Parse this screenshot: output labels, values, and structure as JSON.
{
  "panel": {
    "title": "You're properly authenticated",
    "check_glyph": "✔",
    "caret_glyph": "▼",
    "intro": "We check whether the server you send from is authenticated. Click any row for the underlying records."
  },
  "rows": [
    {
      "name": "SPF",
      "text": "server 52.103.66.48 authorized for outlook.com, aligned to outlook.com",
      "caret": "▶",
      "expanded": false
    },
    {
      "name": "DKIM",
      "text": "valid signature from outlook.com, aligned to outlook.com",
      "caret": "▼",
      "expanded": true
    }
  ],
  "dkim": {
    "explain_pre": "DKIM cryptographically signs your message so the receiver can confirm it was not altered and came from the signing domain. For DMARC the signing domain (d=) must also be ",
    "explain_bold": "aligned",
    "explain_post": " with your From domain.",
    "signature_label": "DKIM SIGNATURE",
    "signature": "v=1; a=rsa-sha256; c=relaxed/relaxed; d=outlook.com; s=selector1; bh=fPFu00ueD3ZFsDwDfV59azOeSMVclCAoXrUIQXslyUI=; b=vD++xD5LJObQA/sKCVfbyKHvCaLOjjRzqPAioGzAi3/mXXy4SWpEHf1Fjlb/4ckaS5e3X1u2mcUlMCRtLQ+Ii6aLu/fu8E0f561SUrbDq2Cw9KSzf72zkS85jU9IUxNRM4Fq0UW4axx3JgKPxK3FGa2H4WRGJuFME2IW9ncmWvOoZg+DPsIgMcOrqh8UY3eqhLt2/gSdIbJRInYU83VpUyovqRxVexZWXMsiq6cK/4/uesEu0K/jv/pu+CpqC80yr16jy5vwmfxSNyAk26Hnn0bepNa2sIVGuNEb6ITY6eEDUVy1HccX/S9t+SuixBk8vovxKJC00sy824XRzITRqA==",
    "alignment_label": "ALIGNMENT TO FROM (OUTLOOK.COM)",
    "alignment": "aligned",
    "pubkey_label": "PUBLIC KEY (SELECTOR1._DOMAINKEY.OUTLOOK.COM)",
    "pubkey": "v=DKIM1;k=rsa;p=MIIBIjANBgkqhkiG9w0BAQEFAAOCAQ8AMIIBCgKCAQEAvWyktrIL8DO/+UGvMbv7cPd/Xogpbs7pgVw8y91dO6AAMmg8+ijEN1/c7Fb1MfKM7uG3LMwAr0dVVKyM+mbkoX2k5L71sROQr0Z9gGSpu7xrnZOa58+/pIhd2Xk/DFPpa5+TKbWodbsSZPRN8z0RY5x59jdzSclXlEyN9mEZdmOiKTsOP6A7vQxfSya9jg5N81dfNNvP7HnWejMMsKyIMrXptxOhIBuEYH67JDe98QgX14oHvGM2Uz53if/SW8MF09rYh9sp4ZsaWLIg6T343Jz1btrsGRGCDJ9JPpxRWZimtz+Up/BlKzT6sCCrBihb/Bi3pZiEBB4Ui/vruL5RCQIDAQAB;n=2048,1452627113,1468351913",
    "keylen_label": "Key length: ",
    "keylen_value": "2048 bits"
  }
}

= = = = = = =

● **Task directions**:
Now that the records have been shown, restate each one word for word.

● **Task response**:
Parse this screenshot: output labels, values, and structure as JSON.
{
  "panel": {
    "title": "You're properly authenticated",
    "check_glyph": "✔",
    "caret_glyph": "▼",
    "intro": "We check whether the server you send from is authenticated. Click any row for the underlying records."
  },
  "rows": [
    {
      "name": "SPF",
      "text": "server 52.103.66.48 authorized for outlook.com, aligned to outlook.com",
      "caret": "▶",
      "expanded": false
    },
    {
      "name": "DKIM",
      "text": "valid signature from outlook.com, aligned to outlook.com",
      "caret": "▼",
      "expanded": true
    }
  ],
  "dkim": {
    "explain_pre": "DKIM cryptographically signs your message so the receiver can confirm it was not altered and came from the signing domain. For DMARC the signing domain (d=) must also be ",
    "explain_bold": "aligned",
    "explain_post": " with your From domain.",
    "signature_label": "DKIM SIGNATURE",
    "signature": "v=1; a=rsa-sha256; c=relaxed/relaxed; d=outlook.com; s=selector1; bh=fPFu00ueD3ZFsDwDfV59azOeSMVclCAoXrUIQXslyUI=; b=vD++xD5LJObQA/sKCVfbyKHvCaLOjjRzqPAioGzAi3/mXXy4SWpEHf1Fjlb/4ckaS5e3X1u2mcUlMCRtLQ+Ii6aLu/fu8E0f561SUrbDq2Cw9KSzf72zkS85jU9IUxNRM4Fq0UW4axx3JgKPxK3FGa2H4WRGJuFME2IW9ncmWvOoZg+DPsIgMcOrqh8UY3eqhLt2/gSdIbJRInYU83VpUyovqRxVexZWXMsiq6cK/4/uesEu0K/jv/pu+CpqC80yr16jy5vwmfxSNyAk26Hnn0bepNa2sIVGuNEb6ITY6eEDUVy1HccX/S9t+SuixBk8vovxKJC00sy824XRzITRqA==",
    "alignment_label": "ALIGNMENT TO FROM (OUTLOOK.COM)",
    "alignment": "aligned",
    "pubkey_label": "PUBLIC KEY (SELECTOR1._DOMAINKEY.OUTLOOK.COM)",
    "pubkey": "v=DKIM1;k=rsa;p=MIIBIjANBgkqhkiG9w0BAQEFAAOCAQ8AMIIBCgKCAQEAvWyktrIL8DO/+UGvMbv7cPd/Xogpbs7pgVw8y91dO6AAMmg8+ijEN1/c7Fb1MfKM7uG3LMwAr0dVVKyM+mbkoX2k5L71sROQr0Z9gGSpu7xrnZOa58+/pIhd2Xk/DFPpa5+TKbWodbsSZPRN8z0RY5x59jdzSclXlEyN9mEZdmOiKTsOP6A7vQxfSya9jg5N81dfNNvP7HnWejMMsKyIMrXptxOhIBuEYH67JDe98QgX14oHvGM2Uz53if/SW8MF09rYh9sp4ZsaWLIg6T343Jz1btrsGRGCDJ9JPpxRWZimtz+Up/BlKzT6sCCrBihb/Bi3pZiEBB4Ui/vruL5RCQIDAQAB;n=2048,1452627113,1468351913",
    "keylen_label": "Key length: ",
    "keylen_value": "2048 bits"
  }
}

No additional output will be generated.